Task objective: From the entries, return every line where the string "system" shows up.

Data for the task:

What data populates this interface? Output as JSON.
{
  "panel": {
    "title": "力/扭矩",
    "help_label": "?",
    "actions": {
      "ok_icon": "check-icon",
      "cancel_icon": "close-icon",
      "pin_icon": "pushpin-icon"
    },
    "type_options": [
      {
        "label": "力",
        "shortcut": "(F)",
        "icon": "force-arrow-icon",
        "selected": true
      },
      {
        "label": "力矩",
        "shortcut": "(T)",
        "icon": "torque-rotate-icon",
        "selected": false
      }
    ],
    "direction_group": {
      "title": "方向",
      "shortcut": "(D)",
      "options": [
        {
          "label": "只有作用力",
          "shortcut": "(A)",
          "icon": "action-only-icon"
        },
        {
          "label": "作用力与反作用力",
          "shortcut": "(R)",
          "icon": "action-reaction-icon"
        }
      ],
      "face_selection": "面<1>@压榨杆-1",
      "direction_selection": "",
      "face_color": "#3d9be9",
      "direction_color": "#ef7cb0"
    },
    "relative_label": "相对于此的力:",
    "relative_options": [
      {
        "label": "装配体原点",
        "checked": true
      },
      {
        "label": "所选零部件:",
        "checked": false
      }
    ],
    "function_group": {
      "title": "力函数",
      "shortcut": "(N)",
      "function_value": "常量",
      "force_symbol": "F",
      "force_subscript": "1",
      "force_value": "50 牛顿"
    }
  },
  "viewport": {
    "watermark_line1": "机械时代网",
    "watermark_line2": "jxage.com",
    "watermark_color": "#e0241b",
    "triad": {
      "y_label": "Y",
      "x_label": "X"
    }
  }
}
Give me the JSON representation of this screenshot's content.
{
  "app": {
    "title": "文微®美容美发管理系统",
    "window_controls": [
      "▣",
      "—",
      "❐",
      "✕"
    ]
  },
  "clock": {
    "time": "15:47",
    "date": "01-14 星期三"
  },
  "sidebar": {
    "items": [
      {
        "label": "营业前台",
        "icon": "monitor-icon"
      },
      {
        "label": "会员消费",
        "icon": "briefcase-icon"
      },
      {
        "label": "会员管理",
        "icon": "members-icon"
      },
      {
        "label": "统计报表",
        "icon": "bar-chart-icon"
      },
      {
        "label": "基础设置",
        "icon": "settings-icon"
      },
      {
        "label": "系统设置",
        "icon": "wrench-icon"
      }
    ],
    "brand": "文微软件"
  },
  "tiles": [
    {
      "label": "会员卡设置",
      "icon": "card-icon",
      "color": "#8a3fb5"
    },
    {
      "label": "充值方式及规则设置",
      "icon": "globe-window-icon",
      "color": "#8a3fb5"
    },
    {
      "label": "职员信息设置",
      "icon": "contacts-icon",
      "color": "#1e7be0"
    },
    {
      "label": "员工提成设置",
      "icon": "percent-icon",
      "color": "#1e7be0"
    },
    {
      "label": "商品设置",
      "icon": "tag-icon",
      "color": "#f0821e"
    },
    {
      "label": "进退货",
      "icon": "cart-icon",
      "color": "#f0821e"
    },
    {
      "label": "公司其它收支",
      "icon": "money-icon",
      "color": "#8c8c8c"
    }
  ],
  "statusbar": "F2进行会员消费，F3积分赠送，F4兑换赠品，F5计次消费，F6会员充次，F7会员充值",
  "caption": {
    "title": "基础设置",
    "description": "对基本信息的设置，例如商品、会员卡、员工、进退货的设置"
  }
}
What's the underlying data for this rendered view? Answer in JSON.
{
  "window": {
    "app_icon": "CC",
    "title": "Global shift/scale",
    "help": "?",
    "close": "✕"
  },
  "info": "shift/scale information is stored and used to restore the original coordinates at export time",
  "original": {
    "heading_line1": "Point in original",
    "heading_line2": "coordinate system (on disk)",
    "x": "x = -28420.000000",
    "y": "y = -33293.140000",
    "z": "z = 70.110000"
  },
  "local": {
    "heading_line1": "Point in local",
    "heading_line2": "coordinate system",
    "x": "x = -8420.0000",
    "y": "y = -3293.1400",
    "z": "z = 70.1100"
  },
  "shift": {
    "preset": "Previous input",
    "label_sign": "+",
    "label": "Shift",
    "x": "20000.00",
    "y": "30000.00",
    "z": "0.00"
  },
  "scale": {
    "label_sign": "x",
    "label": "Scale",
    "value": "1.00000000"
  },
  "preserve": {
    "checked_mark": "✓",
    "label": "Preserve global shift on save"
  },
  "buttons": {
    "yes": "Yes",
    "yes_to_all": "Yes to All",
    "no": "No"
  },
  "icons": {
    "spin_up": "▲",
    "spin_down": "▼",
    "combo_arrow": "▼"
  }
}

Output below:
    "heading_line2": "coordinate system (on disk)",
    "heading_line2": "coordinate system",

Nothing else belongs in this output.